The problem: For each line below that contains the word "JSON", return that line.

Web page and app entries
-------

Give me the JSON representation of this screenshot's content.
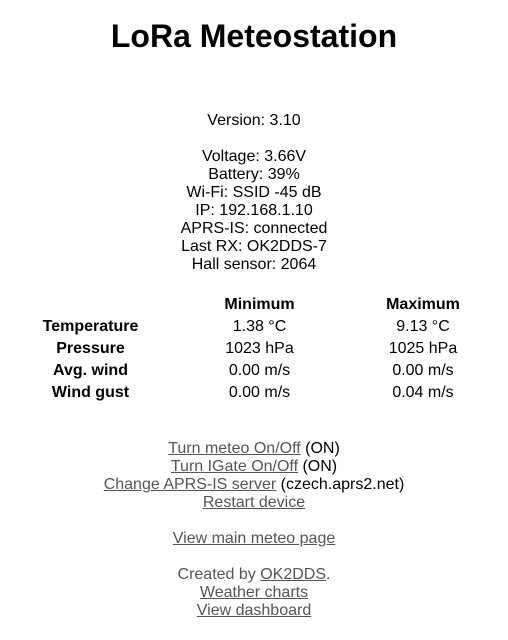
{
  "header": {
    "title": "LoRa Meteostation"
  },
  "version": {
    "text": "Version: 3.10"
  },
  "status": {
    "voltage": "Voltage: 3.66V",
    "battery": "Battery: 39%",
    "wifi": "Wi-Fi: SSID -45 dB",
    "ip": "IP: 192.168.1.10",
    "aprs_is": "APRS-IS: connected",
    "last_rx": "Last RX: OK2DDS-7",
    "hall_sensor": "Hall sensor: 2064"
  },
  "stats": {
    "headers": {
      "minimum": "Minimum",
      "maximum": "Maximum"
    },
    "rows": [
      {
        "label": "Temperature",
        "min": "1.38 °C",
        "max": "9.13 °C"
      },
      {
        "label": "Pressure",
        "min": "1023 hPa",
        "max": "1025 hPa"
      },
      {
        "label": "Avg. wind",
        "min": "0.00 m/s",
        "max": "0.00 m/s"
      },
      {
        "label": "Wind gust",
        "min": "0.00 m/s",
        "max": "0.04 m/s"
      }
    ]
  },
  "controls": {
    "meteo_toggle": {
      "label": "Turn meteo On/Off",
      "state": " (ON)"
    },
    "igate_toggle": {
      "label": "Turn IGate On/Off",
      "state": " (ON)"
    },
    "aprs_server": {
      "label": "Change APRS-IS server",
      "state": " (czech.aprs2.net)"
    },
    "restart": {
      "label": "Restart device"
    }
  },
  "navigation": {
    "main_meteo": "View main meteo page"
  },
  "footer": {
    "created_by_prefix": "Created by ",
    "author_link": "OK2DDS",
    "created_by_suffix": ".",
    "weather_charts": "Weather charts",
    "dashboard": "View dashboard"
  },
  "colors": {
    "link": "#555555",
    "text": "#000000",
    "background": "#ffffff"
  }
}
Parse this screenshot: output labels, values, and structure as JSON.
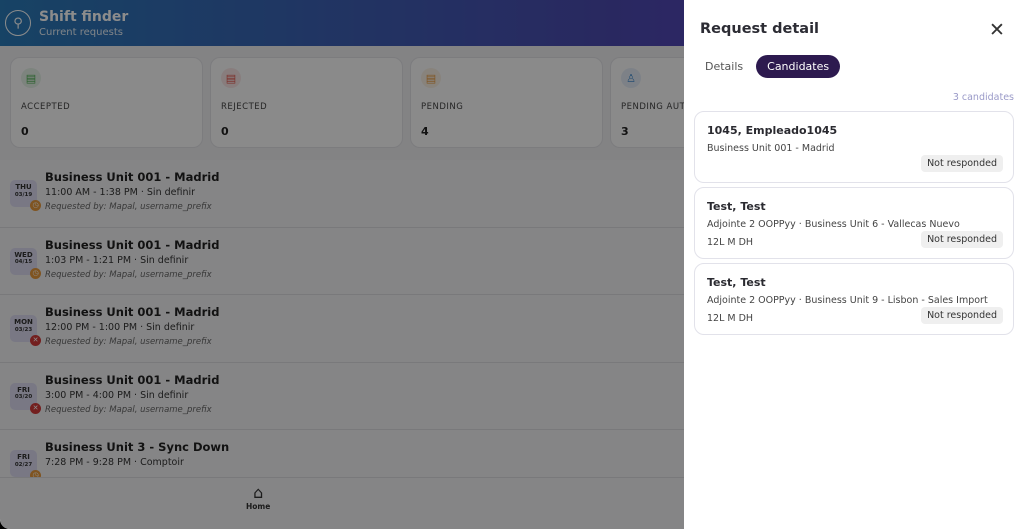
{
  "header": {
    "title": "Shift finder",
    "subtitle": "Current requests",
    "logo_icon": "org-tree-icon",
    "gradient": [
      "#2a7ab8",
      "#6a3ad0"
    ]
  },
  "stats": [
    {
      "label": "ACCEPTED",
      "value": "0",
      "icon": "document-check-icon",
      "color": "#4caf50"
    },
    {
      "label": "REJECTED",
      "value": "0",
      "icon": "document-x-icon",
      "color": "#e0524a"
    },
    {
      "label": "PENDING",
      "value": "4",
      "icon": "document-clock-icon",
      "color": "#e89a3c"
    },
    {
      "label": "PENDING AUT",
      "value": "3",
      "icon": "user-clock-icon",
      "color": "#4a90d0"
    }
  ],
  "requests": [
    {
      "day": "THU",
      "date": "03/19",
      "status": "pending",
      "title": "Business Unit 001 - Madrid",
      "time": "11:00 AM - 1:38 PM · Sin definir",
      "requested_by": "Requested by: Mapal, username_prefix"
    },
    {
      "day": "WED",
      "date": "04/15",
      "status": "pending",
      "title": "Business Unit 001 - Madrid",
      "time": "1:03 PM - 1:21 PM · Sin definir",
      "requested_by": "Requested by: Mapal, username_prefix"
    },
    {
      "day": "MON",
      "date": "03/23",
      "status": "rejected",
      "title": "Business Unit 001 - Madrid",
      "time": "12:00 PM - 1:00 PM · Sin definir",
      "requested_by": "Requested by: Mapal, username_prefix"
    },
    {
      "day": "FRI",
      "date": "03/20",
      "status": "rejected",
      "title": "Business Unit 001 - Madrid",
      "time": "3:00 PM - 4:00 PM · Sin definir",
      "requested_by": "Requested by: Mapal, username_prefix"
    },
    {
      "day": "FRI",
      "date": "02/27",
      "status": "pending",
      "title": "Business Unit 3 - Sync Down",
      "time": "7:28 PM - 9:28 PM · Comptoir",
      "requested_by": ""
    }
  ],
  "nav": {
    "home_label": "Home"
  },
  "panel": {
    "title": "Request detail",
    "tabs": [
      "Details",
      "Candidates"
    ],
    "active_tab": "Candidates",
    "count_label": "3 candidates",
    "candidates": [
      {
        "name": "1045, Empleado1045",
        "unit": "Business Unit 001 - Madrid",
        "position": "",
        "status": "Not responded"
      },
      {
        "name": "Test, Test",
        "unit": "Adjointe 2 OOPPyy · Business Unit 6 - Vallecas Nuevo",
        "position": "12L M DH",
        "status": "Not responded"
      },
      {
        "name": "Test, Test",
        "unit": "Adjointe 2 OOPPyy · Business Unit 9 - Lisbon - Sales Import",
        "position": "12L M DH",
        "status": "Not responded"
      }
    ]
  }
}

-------

Expected output:
Give me the JSON representation of this screenshot's content.
Parse this screenshot: output labels, values, and structure as JSON.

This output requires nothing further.